Speaking through the commission's spokesman, Wilson Uwujaren, the EFCC boss, who is hoping the incoming government will increase funding for the agency, ‎subtly blamed its inability to tackle corruption on poor funding from the outgoing government.

According to Uwujaren, 'we are happy that the incoming government is making the fight against corruption one of its cardinal objectives. Every Nigerian is happy about that. EFCC has been doing this for more than 11 years. We are proud of what the incoming administration wants to do.

'We need an administration that will look at what we are doing and empower us sufficiently to enable us make more impact than we have ever done in the past. We welcome the focus and we believe Nigeria needs to tackle this fight more rigorously for us to make the needed impact.'

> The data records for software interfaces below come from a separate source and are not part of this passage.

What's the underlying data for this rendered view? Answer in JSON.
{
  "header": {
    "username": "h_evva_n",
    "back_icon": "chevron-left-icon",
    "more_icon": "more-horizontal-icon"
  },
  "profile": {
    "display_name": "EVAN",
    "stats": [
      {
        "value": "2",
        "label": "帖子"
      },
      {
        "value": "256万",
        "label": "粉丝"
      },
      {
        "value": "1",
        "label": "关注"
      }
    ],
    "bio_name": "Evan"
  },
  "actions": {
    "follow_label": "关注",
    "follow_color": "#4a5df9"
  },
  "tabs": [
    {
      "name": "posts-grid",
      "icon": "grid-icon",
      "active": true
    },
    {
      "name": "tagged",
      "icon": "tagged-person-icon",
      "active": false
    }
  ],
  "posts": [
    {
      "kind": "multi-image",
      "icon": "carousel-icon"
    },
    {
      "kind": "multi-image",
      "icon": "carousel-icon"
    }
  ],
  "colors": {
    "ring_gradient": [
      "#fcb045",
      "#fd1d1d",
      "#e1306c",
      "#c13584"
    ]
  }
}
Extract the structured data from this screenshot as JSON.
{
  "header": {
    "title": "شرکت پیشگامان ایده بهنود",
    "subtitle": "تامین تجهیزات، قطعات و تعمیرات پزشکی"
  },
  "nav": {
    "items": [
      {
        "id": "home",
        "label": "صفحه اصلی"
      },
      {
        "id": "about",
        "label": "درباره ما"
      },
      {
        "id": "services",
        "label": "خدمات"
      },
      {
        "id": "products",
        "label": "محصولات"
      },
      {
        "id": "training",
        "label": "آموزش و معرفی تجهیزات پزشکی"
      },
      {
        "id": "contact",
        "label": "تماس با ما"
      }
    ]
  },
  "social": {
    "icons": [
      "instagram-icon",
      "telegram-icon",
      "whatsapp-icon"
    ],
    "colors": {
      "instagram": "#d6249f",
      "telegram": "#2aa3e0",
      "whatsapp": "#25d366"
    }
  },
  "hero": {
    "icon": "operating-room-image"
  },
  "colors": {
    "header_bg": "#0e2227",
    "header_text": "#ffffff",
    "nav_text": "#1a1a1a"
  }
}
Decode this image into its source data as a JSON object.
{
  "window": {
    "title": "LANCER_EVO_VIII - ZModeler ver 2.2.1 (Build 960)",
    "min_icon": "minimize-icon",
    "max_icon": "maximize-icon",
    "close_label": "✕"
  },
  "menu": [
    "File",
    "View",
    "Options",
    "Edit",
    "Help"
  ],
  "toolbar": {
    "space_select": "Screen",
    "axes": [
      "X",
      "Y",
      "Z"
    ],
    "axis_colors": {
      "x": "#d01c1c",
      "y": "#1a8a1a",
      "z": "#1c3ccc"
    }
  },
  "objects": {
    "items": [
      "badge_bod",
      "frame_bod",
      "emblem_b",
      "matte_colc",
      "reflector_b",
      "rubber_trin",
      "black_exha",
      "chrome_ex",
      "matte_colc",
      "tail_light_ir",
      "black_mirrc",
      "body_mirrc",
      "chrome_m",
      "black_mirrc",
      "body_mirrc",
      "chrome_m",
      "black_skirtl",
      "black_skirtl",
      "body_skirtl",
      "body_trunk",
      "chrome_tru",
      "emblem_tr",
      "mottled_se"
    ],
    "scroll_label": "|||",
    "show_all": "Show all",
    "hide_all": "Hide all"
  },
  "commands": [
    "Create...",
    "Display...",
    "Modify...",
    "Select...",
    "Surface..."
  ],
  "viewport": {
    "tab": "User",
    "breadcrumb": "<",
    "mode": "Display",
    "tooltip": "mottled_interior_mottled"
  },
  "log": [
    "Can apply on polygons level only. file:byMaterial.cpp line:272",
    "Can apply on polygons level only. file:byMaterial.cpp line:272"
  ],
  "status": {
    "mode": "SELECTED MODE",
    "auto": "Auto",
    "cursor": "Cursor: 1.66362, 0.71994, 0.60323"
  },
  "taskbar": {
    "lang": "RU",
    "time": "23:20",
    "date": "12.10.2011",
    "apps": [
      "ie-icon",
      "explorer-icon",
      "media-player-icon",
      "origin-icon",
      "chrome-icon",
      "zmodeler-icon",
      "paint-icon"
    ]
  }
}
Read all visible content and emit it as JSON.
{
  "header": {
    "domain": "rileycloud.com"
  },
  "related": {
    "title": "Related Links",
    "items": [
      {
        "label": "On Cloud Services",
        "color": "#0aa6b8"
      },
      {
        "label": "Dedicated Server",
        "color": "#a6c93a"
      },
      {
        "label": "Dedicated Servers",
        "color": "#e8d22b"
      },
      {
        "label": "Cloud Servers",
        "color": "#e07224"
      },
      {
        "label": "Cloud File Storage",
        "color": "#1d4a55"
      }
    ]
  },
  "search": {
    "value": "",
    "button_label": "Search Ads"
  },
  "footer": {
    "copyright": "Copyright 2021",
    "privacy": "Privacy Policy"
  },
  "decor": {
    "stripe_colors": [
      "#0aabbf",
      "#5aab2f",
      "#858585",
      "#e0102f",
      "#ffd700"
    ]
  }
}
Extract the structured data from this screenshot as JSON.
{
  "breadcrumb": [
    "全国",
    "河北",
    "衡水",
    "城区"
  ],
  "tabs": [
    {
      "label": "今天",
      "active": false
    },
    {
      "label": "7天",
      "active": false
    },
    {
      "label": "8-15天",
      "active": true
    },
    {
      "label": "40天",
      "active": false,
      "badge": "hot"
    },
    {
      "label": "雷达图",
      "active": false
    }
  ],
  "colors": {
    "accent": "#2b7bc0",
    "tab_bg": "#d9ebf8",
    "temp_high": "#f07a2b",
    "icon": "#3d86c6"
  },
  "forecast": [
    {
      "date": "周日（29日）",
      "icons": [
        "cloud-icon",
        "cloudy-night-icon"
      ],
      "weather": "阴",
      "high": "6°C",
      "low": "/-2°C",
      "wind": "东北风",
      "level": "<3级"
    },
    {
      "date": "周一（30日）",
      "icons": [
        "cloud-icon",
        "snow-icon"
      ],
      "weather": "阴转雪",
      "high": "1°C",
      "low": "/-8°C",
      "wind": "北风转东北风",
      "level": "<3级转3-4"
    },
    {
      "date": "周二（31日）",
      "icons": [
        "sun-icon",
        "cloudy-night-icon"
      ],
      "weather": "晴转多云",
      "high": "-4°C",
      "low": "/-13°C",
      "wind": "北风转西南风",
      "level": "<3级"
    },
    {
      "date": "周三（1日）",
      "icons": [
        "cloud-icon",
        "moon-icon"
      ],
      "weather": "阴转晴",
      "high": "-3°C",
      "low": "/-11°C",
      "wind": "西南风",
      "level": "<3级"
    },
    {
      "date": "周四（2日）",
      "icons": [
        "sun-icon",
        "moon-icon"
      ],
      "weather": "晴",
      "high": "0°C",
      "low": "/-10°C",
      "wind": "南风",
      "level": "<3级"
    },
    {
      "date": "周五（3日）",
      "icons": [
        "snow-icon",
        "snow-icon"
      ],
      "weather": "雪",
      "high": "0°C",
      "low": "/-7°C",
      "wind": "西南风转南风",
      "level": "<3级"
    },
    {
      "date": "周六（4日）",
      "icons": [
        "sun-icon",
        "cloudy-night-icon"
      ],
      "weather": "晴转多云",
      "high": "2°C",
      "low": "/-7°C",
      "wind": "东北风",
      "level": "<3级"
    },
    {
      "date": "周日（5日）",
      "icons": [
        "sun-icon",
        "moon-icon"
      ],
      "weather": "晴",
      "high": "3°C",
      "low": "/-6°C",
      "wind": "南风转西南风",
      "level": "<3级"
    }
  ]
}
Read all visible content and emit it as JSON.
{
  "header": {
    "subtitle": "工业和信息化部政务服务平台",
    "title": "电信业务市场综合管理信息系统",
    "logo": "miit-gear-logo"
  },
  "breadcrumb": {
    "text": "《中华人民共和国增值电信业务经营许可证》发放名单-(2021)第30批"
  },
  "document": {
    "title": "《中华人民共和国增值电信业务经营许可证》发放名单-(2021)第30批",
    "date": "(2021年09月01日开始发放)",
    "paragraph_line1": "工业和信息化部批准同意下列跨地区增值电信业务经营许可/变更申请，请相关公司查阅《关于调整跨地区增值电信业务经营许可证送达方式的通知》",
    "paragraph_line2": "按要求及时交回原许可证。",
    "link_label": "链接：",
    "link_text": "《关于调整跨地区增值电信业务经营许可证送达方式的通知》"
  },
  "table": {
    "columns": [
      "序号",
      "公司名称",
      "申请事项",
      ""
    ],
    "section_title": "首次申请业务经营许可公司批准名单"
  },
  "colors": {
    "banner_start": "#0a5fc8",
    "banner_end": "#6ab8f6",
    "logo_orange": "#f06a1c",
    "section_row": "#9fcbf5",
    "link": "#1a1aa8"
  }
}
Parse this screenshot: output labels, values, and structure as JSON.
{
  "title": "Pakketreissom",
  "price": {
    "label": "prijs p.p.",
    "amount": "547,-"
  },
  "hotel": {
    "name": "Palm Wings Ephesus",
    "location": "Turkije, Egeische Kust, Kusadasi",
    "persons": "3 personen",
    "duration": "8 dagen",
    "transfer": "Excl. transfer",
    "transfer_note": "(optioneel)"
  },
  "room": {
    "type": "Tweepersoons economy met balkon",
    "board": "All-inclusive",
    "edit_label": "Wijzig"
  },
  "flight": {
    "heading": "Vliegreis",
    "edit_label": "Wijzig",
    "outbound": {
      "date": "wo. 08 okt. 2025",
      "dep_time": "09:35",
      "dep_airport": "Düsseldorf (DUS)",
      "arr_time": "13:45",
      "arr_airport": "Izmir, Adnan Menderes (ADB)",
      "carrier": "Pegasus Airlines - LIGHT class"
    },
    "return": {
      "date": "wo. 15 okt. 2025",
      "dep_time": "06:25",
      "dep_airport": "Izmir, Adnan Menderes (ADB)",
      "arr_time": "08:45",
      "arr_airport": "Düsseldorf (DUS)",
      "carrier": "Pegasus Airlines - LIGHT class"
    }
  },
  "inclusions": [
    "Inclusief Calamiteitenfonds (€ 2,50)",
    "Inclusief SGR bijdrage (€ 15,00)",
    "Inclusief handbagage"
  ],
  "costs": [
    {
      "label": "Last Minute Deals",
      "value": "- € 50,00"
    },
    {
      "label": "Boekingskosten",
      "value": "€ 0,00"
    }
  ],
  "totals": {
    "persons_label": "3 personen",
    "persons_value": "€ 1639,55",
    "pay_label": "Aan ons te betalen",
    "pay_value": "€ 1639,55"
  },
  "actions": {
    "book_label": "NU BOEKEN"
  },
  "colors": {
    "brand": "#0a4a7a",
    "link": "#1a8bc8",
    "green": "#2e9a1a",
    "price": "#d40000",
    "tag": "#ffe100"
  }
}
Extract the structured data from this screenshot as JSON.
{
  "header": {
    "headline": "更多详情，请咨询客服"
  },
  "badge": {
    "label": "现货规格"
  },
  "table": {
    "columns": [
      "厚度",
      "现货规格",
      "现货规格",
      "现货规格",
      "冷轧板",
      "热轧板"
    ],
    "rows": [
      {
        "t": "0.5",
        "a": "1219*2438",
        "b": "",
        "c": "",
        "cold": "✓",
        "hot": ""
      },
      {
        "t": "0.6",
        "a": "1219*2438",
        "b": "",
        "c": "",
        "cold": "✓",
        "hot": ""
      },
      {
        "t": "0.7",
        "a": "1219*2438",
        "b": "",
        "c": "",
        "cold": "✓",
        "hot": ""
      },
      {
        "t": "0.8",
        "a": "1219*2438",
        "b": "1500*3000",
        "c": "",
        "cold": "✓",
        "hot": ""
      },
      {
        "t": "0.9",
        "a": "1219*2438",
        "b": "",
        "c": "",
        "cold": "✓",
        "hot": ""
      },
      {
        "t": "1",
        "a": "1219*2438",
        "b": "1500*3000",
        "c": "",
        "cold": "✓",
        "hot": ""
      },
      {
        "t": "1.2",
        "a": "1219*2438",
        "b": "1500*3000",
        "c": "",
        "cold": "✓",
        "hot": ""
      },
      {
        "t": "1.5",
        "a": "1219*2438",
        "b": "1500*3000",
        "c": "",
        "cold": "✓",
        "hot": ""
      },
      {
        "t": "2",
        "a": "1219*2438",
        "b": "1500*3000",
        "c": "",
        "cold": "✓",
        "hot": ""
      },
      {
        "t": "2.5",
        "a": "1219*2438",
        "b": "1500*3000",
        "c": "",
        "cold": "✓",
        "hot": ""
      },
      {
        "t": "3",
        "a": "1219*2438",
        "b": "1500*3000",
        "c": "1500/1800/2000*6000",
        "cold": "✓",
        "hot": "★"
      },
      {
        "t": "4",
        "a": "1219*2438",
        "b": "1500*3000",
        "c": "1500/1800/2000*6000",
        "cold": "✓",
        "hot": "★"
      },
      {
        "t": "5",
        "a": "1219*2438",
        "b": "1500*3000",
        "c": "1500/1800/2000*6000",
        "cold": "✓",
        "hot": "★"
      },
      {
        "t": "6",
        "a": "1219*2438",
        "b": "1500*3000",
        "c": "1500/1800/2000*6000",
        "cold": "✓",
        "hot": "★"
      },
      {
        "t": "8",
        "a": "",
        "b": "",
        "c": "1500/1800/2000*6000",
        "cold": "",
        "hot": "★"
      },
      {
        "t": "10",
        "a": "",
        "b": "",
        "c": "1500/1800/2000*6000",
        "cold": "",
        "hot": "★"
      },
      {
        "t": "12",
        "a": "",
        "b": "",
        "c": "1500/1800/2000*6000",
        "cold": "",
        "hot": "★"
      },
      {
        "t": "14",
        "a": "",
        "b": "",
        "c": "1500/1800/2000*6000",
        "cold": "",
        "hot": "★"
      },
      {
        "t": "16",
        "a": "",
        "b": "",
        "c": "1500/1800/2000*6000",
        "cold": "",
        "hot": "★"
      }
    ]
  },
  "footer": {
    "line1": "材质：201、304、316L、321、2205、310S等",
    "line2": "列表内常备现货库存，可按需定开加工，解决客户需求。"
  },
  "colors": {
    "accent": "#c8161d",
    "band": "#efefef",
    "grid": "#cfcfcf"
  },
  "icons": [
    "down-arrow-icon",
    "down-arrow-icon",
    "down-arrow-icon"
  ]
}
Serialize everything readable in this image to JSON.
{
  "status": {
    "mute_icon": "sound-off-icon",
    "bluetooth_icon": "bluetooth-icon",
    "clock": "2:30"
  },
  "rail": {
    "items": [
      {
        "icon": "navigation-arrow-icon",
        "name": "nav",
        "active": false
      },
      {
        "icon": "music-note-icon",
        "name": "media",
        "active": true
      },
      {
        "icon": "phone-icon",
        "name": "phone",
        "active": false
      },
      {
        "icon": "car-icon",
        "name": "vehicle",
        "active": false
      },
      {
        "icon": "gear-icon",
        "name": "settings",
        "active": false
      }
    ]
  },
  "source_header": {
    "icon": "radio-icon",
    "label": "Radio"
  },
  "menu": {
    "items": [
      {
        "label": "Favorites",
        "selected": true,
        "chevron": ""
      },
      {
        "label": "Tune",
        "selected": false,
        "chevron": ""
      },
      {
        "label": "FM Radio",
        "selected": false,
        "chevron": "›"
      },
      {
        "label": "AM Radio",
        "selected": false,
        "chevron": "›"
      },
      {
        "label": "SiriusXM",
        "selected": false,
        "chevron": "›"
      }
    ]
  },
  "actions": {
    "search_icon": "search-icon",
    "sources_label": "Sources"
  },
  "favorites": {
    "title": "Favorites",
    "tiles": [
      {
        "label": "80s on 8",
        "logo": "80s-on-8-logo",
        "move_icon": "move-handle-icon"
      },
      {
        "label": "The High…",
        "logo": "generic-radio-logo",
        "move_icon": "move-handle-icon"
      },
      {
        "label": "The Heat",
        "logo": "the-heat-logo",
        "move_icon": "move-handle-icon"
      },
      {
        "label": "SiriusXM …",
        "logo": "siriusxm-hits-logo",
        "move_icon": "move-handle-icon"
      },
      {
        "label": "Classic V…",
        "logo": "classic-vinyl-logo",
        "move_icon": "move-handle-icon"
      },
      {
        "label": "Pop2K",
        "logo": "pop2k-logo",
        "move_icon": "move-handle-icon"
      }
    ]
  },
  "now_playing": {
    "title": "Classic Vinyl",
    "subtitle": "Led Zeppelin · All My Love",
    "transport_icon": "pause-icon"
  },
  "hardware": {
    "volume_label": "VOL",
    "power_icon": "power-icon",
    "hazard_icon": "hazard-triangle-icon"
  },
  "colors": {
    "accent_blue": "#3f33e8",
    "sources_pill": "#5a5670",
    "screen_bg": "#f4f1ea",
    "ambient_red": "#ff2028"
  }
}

Meanwhile, the EFCC may have concluded plans to declare former Borno State Governor Ali-Modu Sheriff wanted.

The recent move by the EFCC is tied to his alleged refusal to appear before it to answer to some charges.

Sheriff, who is believed to ‎be a close ally of outgoing President Goodluck Jonathan, might be haunted down and subsequently arrested by the EFCC operatives, who are apparently in a hurry to be in the good books of the incoming government of Muhammadu Buhari.

'We invited him (Sheriff) for questioning. As I speak to you, he did not honour that invitation. Once the commission invites a suspect in a matter and he fails to honour the invitation, options are opened to us. We might declare him wanted. Yes, we might do that,' Uwujaren said.

The EFCC had last month invited Sheriff over the handling of N300 billion his administration received from the Federation Account between 2003 and 2011. The investigation began in 2012 and had been ongoing ever since.

‎Uwujaren equally reeled out series of achievements recorded by the agency in over 10 years of its existence, claiming significant progress had been made in the prosecution of former governors. He said assets belonging to some of the ex-governors had been seized, while money running into billions of dollars had been recovered on behalf of the Nigerian government.

'It is important to recall some of the milestones achieved by the commission in the investigation, prosecution and recovery of assets of politically exposed persons, including ex-governors,' Uwujaren noted.

He faulted rumours that the EFCC was involved in under-hand deals regarding seized assets and frozen accounts of suspects